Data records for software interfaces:
[Start of Attachment]

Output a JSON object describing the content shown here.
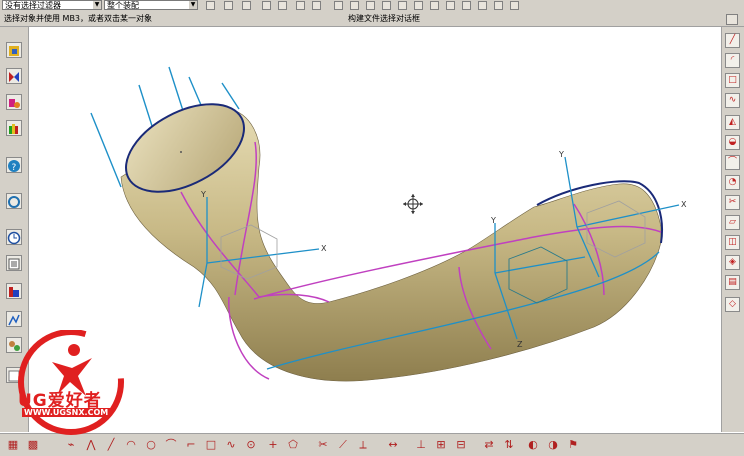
{
  "toolbar": {
    "filter_combo": "没有选择过滤器",
    "assembly_combo": "整个装配"
  },
  "status": {
    "prompt": "选择对象并使用 MB3，或者双击某一对象",
    "message": "构建文件选择对话框"
  },
  "logo": {
    "brand": "UG爱好者",
    "url": "WWW.UGSNX.COM"
  },
  "axis_labels": {
    "x": "X",
    "y": "Y",
    "z": "Z"
  },
  "colors": {
    "pipe_fill": "#c8b986",
    "pipe_edge": "#1a2a78",
    "curve_magenta": "#c040c0",
    "curve_cyan": "#1e90c8",
    "logo_red": "#e02020"
  },
  "icons": {
    "left": [
      "assembly-icon",
      "constraint-icon",
      "component-icon",
      "palette-icon",
      "help-icon",
      "history-icon",
      "clock-icon",
      "list-icon",
      "measure-icon",
      "analysis-icon",
      "role-icon",
      "browser-icon"
    ],
    "right": [
      "line-icon",
      "arc-icon",
      "rectangle-icon",
      "spline-icon",
      "extrude-icon",
      "revolve-icon",
      "sweep-icon",
      "blend-icon",
      "trim-icon",
      "offset-icon",
      "mirror-icon",
      "pattern-icon",
      "feature-icon",
      "shell-icon",
      "draft-icon",
      "edge-blend-icon",
      "chamfer-icon",
      "book-icon"
    ]
  }
}
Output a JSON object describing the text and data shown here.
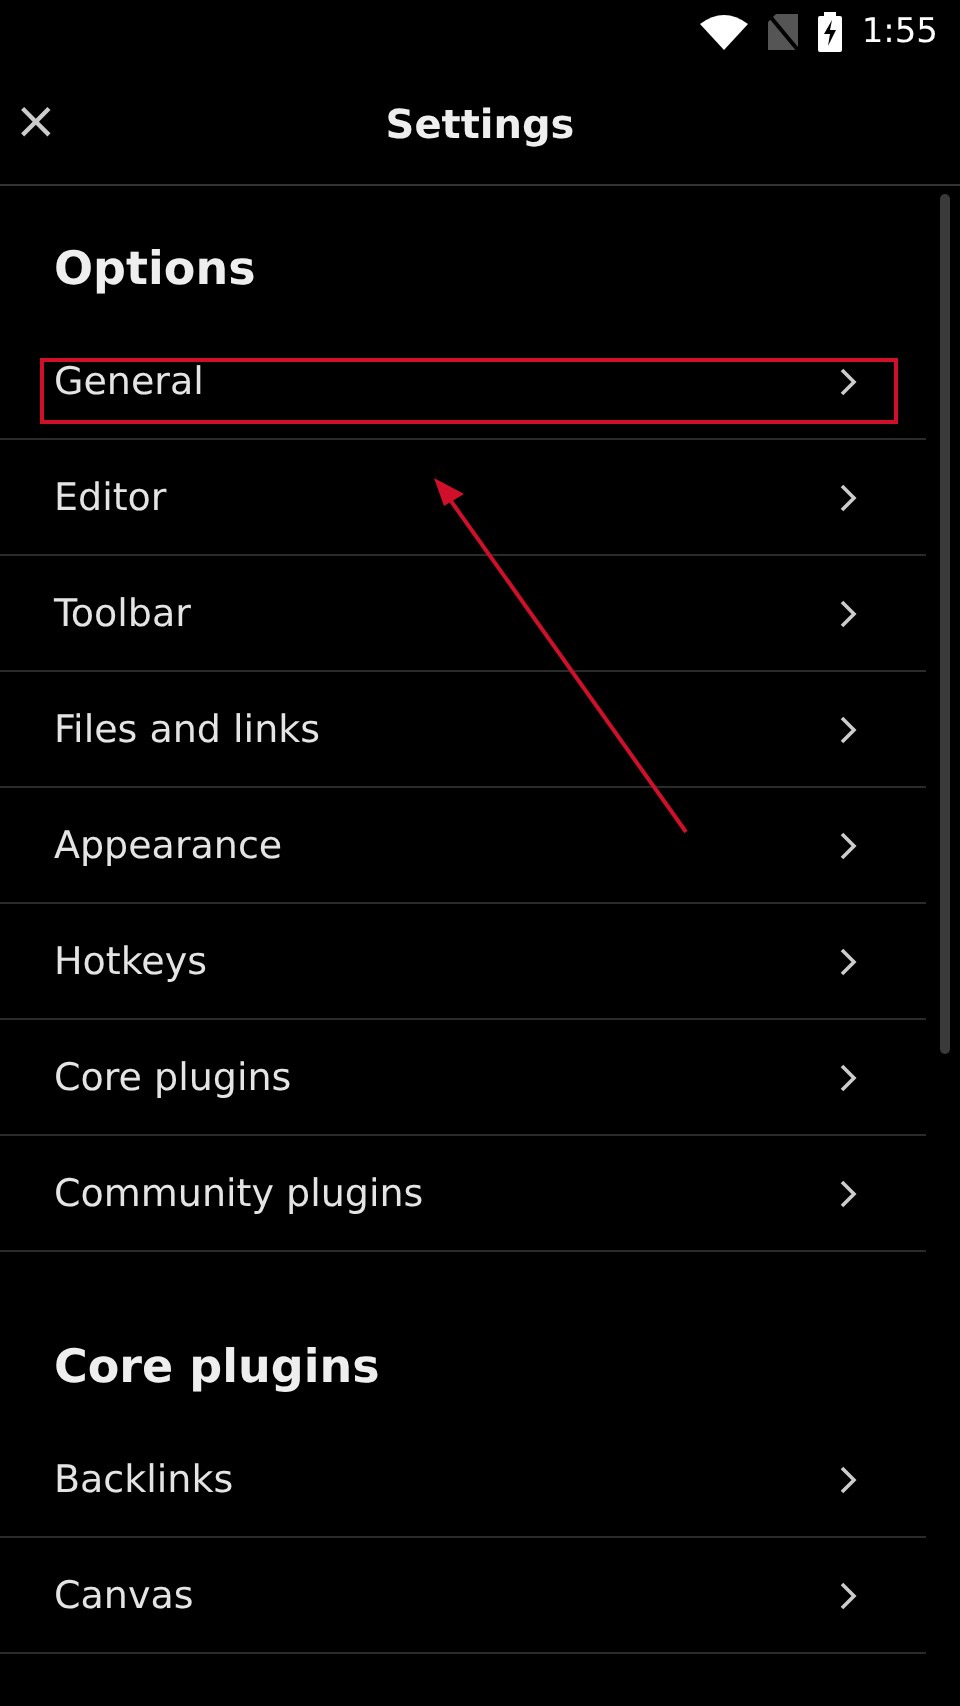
{
  "status_bar": {
    "time": "1:55"
  },
  "header": {
    "close": "×",
    "title": "Settings"
  },
  "sections": [
    {
      "title": "Options",
      "items": [
        {
          "label": "General",
          "highlighted": true
        },
        {
          "label": "Editor",
          "highlighted": false
        },
        {
          "label": "Toolbar",
          "highlighted": false
        },
        {
          "label": "Files and links",
          "highlighted": false
        },
        {
          "label": "Appearance",
          "highlighted": false
        },
        {
          "label": "Hotkeys",
          "highlighted": false
        },
        {
          "label": "Core plugins",
          "highlighted": false
        },
        {
          "label": "Community plugins",
          "highlighted": false
        }
      ]
    },
    {
      "title": "Core plugins",
      "items": [
        {
          "label": "Backlinks",
          "highlighted": false
        },
        {
          "label": "Canvas",
          "highlighted": false
        }
      ]
    }
  ]
}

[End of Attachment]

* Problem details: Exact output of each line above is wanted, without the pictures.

* Task answer:
Output a JSON object describing the content shown here.
{
  "toolbar": {
    "filter_combo": "没有选择过滤器",
    "assembly_combo": "整个装配"
  },
  "status": {
    "prompt": "选择对象并使用 MB3，或者双击某一对象",
    "message": "构建文件选择对话框"
  },
  "logo": {
    "brand": "UG爱好者",
    "url": "WWW.UGSNX.COM"
  },
  "axis_labels": {
    "x": "X",
    "y": "Y",
    "z": "Z"
  },
  "colors": {
    "pipe_fill": "#c8b986",
    "pipe_edge": "#1a2a78",
    "curve_magenta": "#c040c0",
    "curve_cyan": "#1e90c8",
    "logo_red": "#e02020"
  },
  "icons": {
    "left": [
      "assembly-icon",
      "constraint-icon",
      "component-icon",
      "palette-icon",
      "help-icon",
      "history-icon",
      "clock-icon",
      "list-icon",
      "measure-icon",
      "analysis-icon",
      "role-icon",
      "browser-icon"
    ],
    "right": [
      "line-icon",
      "arc-icon",
      "rectangle-icon",
      "spline-icon",
      "extrude-icon",
      "revolve-icon",
      "sweep-icon",
      "blend-icon",
      "trim-icon",
      "offset-icon",
      "mirror-icon",
      "pattern-icon",
      "feature-icon",
      "shell-icon",
      "draft-icon",
      "edge-blend-icon",
      "chamfer-icon",
      "book-icon"
    ]
  }
}
Output a JSON object describing the text and data shown here.
{
  "status_bar": {
    "time": "1:55"
  },
  "header": {
    "close": "×",
    "title": "Settings"
  },
  "sections": [
    {
      "title": "Options",
      "items": [
        {
          "label": "General",
          "highlighted": true
        },
        {
          "label": "Editor",
          "highlighted": false
        },
        {
          "label": "Toolbar",
          "highlighted": false
        },
        {
          "label": "Files and links",
          "highlighted": false
        },
        {
          "label": "Appearance",
          "highlighted": false
        },
        {
          "label": "Hotkeys",
          "highlighted": false
        },
        {
          "label": "Core plugins",
          "highlighted": false
        },
        {
          "label": "Community plugins",
          "highlighted": false
        }
      ]
    },
    {
      "title": "Core plugins",
      "items": [
        {
          "label": "Backlinks",
          "highlighted": false
        },
        {
          "label": "Canvas",
          "highlighted": false
        }
      ]
    }
  ]
}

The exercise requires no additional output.